HINDS, Joe and SPARKS, Paul (2008). Engaging with the natural environment : the role of affective connection and identity. Journal of Environmental Psychology, 28 (2), 109-120.

Full text not available from this repository.
Official URL: http://dx.doi.org/10.1016/j.jenvp.2007.11.001
Link to published version:: https://doi.org/10.1016/j.jenvp.2007.11.001
Related URLs:

    Abstract

    Research has shown pro-environmental behaviour to be positively associated with the strength of emotional connection towards the natural environment. The present study (N=199) investigated the predictive utility of an extended model of the theory of planned behaviour (TPB) [Ajzen, I. (1991). The theory of planned behaviour. Organizational Behaviour and Human Decision Processes, 50, 179–211] for people's intentions to engage with the natural environment. It was hypothesised that both affective connection and identification with the natural environment would contribute significantly to the prediction of people's intentions. A secondary hypothesis was that participants who had grown up in rural areas would report more positive orientations towards engaging with the natural environment than would urban participants. The research found that affective connection was a significant independent predictor of intentions to engage with the natural environment. Environmental identity was only a significant predictor in the absence of affective connection in the regression model. As predicted, rural and urban participants differed significantly along the measured variables.
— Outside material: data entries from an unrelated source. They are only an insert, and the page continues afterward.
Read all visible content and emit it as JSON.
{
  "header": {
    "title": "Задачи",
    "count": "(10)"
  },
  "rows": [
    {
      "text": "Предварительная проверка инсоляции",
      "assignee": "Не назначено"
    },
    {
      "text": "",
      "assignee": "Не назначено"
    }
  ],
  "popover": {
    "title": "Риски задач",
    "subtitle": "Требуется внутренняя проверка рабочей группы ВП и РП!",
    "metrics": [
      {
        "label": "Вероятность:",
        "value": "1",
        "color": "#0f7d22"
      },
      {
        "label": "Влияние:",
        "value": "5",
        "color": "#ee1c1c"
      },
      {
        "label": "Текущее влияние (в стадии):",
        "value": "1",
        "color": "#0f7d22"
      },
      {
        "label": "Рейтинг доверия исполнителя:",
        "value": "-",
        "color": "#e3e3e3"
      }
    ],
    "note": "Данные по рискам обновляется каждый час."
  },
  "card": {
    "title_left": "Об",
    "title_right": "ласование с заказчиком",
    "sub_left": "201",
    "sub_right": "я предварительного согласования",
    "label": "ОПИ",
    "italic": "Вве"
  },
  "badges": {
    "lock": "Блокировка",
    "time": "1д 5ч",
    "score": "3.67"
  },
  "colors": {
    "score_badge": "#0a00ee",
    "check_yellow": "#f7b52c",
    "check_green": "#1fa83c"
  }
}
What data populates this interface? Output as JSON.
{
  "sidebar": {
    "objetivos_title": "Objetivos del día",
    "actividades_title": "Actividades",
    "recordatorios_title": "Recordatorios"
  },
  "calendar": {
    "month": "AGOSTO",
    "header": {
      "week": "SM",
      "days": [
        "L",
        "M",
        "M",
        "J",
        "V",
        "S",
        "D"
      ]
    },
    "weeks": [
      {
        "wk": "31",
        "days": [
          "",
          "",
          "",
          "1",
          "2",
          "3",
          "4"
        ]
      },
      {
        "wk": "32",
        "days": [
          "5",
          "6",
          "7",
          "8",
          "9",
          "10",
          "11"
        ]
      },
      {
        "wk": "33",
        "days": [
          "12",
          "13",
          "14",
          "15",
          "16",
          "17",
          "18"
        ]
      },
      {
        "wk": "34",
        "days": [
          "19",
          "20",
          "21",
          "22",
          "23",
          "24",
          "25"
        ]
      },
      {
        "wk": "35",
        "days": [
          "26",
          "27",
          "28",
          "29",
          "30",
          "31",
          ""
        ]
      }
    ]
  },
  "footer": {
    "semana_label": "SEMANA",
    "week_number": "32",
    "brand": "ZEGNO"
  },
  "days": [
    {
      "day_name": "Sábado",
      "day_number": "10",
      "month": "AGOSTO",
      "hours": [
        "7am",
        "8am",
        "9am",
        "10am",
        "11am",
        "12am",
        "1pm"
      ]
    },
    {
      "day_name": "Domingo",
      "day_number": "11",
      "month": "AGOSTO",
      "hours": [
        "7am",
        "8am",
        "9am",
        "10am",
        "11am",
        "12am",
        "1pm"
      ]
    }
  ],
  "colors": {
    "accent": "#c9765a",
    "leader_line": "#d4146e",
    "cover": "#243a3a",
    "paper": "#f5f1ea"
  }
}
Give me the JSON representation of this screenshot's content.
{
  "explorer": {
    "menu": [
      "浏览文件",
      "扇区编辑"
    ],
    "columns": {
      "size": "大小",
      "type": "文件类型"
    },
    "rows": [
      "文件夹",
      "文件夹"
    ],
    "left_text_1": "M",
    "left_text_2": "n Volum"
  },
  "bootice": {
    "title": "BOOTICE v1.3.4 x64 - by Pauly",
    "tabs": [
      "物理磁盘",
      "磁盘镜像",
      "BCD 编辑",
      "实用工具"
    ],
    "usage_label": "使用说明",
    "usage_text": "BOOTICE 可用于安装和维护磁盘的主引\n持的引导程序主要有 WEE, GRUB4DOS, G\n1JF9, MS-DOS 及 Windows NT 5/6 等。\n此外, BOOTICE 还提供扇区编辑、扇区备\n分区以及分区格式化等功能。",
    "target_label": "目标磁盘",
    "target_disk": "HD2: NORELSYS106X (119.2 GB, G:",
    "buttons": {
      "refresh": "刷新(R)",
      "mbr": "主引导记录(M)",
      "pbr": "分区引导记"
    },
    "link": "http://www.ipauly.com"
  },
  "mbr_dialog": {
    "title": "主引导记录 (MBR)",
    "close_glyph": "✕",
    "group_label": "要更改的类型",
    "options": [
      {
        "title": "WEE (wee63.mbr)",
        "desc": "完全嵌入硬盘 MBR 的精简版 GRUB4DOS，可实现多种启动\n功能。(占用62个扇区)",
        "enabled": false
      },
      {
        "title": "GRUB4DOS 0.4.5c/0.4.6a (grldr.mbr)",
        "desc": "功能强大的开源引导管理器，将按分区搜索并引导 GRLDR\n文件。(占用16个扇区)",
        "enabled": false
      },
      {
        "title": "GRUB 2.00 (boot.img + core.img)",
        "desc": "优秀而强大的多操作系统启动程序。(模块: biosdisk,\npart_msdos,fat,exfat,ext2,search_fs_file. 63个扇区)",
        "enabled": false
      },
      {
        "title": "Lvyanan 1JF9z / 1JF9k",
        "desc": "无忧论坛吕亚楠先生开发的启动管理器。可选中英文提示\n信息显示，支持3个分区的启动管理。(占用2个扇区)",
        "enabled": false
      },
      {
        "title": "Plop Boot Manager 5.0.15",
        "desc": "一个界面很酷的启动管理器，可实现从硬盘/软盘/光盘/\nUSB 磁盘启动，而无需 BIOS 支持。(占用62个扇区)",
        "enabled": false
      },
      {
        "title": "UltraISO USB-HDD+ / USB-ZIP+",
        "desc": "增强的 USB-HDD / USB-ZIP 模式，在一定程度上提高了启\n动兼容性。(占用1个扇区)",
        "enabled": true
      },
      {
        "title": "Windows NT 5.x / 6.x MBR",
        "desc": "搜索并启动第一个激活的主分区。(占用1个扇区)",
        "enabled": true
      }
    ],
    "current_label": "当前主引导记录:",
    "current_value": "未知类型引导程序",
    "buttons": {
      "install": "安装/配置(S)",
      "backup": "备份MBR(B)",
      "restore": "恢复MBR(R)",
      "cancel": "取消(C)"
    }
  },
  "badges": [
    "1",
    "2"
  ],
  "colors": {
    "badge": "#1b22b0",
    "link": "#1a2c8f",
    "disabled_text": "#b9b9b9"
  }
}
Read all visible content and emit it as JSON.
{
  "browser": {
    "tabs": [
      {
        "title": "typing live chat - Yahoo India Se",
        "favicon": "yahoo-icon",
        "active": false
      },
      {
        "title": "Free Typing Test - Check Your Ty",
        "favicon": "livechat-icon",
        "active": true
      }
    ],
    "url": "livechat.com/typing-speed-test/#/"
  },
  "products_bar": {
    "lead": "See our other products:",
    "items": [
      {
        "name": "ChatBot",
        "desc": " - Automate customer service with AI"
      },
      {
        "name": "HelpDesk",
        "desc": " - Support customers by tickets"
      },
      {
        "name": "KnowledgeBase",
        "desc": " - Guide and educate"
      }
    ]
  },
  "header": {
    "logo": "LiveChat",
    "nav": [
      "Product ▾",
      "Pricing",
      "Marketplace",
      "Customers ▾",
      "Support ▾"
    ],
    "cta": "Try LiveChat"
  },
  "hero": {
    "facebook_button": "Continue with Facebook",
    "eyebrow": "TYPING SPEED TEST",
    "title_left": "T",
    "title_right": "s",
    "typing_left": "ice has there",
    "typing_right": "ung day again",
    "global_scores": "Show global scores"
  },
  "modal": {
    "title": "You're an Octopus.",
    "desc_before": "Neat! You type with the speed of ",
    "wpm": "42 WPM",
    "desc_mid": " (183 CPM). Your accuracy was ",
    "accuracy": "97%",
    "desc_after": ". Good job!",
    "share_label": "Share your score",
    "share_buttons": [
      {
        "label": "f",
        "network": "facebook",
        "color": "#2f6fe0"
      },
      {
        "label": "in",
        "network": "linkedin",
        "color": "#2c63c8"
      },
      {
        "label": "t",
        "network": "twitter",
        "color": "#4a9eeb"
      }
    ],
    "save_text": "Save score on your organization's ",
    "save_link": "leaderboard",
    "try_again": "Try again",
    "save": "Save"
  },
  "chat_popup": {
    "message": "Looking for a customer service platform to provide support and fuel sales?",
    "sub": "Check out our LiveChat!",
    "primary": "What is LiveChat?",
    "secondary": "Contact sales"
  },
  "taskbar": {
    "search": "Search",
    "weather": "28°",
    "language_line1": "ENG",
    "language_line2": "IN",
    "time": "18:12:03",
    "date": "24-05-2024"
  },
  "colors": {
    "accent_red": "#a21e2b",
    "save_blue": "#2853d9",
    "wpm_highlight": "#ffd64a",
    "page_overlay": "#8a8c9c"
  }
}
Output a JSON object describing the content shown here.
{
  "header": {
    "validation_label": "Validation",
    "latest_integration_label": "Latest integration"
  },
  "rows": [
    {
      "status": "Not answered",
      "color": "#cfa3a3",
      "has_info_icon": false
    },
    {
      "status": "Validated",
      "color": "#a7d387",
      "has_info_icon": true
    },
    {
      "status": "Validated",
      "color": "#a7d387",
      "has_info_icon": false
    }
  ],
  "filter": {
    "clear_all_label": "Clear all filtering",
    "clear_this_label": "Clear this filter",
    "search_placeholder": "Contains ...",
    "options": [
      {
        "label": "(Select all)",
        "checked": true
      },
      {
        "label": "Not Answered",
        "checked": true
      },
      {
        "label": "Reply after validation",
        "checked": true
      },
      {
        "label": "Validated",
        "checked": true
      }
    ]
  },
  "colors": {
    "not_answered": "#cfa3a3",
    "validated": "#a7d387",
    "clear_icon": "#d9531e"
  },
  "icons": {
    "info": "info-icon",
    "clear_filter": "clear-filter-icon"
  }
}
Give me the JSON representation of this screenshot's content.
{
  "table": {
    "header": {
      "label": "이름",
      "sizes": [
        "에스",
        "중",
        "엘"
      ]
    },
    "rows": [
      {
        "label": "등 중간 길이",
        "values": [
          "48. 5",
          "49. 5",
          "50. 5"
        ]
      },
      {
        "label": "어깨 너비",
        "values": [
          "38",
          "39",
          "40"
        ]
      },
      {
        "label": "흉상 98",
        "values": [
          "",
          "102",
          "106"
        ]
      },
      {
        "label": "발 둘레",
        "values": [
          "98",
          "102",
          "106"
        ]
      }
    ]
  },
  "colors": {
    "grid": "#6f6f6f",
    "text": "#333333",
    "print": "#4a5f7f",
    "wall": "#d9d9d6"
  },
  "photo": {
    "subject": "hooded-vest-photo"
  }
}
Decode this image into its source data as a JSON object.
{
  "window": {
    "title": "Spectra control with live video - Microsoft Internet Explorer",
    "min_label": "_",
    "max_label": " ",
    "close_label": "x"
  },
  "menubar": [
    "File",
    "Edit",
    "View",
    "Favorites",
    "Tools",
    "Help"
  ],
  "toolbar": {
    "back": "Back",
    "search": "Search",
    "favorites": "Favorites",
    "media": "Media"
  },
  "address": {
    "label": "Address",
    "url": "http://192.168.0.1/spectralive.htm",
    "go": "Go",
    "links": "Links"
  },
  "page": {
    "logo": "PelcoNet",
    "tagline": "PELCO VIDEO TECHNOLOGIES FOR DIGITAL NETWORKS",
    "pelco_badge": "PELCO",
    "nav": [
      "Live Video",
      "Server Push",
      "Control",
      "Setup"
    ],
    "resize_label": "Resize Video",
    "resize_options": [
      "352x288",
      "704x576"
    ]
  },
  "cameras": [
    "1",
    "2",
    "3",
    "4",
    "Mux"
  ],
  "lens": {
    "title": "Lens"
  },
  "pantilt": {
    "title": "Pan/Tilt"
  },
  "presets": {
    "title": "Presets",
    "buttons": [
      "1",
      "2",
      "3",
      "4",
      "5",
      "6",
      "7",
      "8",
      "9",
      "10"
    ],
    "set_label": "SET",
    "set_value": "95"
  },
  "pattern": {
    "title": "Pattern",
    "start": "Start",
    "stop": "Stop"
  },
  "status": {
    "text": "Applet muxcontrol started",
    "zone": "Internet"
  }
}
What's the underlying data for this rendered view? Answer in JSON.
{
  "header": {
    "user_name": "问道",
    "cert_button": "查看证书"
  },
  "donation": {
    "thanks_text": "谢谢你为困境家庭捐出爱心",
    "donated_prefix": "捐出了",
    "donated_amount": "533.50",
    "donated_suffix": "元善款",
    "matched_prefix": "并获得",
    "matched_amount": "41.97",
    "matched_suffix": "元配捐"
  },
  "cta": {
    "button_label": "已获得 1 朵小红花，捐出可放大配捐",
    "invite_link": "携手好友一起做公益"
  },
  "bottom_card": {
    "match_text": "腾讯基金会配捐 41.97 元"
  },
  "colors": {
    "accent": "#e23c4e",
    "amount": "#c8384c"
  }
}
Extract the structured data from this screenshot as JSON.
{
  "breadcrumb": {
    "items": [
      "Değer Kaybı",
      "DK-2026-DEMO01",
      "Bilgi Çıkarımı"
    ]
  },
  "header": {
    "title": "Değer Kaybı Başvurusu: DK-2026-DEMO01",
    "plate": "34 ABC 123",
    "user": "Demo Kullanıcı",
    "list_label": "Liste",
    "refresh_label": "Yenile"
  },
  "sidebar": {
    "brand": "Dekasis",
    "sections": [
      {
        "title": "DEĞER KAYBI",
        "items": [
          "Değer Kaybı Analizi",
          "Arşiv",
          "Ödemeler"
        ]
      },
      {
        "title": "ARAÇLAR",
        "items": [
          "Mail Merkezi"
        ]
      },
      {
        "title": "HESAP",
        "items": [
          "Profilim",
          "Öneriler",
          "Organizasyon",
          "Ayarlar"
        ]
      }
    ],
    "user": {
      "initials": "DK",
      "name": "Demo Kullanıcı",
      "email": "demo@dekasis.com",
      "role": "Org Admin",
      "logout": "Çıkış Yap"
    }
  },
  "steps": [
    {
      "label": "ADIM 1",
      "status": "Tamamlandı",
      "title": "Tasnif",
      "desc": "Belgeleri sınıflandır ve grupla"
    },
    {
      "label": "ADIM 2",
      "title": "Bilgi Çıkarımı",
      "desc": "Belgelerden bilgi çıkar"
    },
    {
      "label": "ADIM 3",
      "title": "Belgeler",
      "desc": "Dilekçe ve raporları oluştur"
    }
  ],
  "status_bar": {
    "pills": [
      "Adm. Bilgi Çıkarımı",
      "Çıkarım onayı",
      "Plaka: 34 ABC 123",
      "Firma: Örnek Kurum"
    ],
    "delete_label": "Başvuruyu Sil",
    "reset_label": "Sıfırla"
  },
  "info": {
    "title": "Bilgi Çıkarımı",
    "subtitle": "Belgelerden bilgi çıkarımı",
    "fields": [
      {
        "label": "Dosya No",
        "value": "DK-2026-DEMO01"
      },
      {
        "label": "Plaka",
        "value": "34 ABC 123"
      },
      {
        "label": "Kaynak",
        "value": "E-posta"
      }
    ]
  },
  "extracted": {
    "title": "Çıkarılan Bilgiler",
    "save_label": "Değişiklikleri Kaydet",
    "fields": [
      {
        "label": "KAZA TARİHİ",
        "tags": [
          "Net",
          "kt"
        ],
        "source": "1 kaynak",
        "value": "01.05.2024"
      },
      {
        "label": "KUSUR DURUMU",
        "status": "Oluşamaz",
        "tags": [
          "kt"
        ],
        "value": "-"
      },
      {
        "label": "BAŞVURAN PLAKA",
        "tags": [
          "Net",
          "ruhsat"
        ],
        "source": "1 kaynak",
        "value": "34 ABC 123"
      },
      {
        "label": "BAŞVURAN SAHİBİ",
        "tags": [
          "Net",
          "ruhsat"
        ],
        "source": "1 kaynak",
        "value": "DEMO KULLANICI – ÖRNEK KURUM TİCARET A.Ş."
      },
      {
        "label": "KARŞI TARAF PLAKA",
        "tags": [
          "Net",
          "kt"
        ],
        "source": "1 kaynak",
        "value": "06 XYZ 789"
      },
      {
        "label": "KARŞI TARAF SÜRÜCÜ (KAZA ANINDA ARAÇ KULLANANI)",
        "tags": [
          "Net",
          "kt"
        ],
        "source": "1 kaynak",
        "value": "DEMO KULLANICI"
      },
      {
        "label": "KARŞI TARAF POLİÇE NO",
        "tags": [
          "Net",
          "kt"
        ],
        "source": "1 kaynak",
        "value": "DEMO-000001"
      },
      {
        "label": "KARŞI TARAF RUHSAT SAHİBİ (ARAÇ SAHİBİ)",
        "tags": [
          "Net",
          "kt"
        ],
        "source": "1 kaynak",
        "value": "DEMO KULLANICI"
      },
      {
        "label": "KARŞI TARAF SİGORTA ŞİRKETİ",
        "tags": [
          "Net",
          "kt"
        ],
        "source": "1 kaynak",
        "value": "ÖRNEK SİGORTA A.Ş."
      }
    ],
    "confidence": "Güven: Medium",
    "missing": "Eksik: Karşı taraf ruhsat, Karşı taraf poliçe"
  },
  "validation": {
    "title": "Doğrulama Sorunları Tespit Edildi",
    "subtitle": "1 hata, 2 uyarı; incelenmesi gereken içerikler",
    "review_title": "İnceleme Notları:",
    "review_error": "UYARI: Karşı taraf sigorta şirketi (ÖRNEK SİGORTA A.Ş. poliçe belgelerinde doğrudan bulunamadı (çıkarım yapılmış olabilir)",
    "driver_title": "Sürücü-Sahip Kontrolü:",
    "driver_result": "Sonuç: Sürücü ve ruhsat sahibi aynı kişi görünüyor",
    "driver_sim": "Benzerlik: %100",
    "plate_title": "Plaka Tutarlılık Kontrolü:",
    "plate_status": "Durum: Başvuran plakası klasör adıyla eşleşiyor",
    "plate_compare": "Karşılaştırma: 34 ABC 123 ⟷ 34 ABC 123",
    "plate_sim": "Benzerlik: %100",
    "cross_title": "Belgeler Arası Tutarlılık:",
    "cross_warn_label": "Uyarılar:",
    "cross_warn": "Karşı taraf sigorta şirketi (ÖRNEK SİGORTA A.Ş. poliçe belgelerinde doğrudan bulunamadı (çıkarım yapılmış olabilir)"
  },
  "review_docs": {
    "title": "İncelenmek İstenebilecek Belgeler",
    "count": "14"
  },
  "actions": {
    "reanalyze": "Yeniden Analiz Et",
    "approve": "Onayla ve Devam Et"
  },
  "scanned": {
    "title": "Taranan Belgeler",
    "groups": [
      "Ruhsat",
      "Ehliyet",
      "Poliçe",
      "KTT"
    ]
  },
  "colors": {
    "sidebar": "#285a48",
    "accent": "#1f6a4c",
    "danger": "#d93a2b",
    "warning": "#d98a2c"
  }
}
    Item Type: Article
    Research Institute, Centre or Group - Does NOT include content added after October 2018: Psychology Research Group
    Identification Number: https://doi.org/10.1016/j.jenvp.2007.11.001
    Page Range: 109-120
    Depositing User: Sam Wharam
    Date Deposited: 27 Sep 2012 08:49
    Last Modified: 27 Sep 2012 08:49
    URI: http://shura.shu.ac.uk/id/eprint/6198

    Actions (login required)

    View Item View Item

    Downloads

    Downloads per month over past year

    View more statistics